[Stored data]
▬▬▬▬▬▬▬▬▬▬

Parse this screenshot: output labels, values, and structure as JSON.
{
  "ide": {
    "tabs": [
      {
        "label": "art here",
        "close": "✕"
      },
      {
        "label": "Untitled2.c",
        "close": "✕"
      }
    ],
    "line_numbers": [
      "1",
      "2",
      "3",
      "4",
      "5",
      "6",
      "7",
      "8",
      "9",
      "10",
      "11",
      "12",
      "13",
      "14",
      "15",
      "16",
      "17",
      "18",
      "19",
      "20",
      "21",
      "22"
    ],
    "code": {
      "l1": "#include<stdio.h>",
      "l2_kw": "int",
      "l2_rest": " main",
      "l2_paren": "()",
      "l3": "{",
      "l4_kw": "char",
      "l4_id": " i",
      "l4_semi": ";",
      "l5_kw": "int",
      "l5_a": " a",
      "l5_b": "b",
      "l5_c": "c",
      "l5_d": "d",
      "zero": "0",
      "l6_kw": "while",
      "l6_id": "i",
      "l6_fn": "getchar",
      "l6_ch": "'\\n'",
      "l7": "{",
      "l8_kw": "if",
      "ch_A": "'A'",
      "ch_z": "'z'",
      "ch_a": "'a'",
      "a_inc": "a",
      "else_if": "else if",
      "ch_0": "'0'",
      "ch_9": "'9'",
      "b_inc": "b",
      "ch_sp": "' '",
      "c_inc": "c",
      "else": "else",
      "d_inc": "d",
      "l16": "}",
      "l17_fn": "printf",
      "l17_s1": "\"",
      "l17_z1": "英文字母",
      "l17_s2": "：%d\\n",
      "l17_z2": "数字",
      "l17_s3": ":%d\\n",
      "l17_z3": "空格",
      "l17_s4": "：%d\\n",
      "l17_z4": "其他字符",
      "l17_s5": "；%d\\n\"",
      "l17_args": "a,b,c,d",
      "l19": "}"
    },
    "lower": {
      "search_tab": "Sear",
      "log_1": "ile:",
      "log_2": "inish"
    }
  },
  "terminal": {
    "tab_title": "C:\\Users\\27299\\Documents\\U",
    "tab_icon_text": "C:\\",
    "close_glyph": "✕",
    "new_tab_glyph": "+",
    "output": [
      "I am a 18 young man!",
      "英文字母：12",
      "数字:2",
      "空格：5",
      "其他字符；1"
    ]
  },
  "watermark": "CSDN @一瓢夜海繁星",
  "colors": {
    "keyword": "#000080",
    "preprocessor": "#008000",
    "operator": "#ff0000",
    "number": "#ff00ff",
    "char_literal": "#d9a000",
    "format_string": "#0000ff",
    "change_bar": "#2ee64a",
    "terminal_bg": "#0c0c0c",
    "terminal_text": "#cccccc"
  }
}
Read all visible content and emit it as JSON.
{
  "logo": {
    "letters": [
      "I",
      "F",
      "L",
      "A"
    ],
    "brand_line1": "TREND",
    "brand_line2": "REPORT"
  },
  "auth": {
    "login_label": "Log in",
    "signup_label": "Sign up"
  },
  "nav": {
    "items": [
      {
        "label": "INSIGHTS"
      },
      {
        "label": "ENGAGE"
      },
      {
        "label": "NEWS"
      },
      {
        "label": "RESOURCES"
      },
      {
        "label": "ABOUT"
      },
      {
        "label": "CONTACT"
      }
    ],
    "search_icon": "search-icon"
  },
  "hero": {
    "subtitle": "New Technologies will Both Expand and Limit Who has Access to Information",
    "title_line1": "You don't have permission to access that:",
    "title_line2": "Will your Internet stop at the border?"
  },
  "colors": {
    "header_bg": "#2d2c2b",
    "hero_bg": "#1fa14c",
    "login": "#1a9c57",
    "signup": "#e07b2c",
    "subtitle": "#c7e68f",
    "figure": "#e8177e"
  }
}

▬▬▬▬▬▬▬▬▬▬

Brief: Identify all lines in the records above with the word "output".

Final answer:
Parse this screenshot: output labels, values, and structure as JSON.
    "output": [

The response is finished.